#### WHAT YOU HAVE TO DO
Across the listing below, how many lines hold "Slit"? Reply with the number by itself.

= = =

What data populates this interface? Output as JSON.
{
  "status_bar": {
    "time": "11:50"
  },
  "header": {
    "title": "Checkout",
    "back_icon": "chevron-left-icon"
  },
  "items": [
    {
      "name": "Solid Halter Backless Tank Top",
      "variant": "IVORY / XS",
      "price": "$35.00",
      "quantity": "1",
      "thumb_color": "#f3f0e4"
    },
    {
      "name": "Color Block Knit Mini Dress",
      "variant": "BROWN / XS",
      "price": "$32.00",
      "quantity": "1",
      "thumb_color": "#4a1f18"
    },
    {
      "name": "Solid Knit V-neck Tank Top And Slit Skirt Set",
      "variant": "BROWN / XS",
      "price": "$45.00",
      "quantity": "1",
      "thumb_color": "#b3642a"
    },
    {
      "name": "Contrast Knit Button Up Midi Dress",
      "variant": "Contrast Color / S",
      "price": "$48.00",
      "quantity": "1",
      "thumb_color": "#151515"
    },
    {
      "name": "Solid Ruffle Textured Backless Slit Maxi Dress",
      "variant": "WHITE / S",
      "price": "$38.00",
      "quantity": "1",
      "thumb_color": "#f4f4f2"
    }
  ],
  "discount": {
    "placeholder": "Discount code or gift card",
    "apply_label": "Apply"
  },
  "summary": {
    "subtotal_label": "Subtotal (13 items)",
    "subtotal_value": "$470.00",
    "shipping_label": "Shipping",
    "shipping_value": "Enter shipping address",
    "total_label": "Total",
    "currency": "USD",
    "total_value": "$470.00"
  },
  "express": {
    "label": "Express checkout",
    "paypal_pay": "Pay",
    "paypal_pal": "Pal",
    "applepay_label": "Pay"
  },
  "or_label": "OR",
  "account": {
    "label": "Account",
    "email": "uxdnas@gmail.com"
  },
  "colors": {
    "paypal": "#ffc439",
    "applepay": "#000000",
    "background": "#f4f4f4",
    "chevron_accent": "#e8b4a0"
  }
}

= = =

#### SOLVED PROBLEM
2